§ DATA FOR REVIEW:

---

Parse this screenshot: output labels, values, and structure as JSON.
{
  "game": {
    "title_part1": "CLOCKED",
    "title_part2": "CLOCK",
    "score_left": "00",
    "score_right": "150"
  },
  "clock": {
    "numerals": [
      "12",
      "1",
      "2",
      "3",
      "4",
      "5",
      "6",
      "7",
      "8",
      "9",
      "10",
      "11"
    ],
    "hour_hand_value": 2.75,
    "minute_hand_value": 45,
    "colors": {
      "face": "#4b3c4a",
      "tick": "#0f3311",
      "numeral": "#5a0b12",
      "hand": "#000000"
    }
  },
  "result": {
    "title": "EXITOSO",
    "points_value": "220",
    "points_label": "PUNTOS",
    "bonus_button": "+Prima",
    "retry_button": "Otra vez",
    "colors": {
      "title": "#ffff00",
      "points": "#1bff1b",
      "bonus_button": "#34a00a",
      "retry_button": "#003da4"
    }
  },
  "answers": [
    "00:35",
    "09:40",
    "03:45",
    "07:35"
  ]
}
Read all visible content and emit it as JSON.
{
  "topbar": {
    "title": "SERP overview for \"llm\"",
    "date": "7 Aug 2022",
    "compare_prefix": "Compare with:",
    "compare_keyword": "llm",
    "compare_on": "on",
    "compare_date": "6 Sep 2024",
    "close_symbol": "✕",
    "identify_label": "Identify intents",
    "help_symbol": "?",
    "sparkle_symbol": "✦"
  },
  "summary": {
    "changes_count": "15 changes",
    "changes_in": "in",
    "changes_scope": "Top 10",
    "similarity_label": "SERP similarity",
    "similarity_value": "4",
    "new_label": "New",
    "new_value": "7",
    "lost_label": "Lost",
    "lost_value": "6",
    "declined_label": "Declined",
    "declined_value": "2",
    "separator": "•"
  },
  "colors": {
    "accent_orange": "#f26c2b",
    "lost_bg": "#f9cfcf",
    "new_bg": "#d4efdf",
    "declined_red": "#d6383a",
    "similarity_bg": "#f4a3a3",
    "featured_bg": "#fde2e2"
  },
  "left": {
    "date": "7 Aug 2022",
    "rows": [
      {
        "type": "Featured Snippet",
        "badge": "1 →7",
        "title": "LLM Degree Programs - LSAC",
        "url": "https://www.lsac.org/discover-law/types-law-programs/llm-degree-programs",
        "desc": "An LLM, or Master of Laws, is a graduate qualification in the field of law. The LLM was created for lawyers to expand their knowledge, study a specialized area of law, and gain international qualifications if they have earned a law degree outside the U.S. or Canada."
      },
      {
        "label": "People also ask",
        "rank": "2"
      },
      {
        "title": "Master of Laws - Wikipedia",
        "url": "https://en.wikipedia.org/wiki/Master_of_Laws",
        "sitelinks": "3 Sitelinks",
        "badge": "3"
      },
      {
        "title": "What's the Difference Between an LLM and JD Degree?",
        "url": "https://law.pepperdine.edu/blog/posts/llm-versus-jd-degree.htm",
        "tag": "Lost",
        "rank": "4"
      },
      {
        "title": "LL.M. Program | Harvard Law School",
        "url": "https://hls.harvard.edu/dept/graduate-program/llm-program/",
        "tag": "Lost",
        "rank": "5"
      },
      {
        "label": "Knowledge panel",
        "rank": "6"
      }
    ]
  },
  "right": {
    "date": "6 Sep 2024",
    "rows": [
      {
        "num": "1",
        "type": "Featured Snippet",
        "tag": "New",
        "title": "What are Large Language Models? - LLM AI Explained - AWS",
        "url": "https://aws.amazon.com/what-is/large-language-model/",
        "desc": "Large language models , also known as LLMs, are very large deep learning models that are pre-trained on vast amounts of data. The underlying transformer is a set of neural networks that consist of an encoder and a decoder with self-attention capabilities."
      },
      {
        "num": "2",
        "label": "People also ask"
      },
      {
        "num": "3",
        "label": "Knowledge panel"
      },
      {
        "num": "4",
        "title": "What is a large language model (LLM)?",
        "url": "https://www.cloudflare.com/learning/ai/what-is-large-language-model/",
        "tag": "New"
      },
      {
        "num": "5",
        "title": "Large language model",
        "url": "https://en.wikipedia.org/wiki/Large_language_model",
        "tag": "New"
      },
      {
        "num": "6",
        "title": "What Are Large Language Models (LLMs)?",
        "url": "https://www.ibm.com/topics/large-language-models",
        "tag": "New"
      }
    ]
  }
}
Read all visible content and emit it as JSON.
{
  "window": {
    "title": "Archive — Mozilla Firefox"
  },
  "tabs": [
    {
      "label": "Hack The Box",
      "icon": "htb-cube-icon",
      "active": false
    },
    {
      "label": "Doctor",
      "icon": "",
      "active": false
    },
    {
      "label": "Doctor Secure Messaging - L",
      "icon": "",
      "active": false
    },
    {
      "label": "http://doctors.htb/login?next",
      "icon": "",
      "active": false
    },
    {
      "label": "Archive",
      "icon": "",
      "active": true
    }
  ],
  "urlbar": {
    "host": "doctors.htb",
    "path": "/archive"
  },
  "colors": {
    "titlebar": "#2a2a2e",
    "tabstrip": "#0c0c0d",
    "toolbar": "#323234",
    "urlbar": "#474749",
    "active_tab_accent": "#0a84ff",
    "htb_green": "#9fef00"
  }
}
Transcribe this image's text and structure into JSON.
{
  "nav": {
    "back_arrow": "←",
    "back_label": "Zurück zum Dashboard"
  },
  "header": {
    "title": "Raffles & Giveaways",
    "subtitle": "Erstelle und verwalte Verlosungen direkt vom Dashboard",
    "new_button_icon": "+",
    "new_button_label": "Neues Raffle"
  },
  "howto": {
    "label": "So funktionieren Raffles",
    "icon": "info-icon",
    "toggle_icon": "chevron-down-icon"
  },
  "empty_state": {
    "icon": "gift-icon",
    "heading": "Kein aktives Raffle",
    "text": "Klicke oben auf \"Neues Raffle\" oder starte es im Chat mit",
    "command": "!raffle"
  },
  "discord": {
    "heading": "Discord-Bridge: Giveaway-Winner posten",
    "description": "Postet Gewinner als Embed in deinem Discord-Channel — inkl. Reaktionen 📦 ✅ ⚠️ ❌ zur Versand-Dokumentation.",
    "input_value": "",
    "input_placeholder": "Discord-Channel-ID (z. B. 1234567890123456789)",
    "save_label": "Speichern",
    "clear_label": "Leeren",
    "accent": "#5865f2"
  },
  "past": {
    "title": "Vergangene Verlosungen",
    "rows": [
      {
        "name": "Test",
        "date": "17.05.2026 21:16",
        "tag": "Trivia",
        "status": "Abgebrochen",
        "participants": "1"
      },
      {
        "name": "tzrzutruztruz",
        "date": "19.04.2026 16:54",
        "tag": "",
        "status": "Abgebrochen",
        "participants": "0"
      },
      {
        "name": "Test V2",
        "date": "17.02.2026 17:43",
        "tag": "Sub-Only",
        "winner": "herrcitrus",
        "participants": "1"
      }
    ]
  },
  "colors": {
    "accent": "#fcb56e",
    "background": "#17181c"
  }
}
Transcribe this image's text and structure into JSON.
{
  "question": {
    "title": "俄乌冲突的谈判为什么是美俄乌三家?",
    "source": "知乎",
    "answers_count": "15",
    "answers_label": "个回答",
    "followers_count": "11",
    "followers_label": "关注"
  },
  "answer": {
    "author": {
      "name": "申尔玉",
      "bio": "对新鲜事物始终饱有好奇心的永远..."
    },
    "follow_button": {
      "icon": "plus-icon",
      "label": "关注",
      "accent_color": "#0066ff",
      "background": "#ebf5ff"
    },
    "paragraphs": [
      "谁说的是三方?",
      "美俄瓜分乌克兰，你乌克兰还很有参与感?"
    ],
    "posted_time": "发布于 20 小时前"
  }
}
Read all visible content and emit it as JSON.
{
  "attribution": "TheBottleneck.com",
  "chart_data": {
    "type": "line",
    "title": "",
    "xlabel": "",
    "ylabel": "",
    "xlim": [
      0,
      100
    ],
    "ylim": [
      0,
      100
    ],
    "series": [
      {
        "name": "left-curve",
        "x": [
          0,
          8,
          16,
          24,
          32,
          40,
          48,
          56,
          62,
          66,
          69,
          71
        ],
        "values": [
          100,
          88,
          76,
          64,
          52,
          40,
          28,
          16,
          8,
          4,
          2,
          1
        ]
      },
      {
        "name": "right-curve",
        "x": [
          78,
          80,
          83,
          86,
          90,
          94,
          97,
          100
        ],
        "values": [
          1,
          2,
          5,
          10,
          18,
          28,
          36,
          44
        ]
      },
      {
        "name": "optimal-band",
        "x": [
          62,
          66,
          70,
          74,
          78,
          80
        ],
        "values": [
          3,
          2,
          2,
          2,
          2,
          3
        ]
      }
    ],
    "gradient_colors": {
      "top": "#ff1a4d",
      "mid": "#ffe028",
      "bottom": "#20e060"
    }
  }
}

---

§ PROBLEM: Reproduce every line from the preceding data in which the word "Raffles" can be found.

§ TASK RESULT:
    "title": "Raffles & Giveaways",
    "label": "So funktionieren Raffles",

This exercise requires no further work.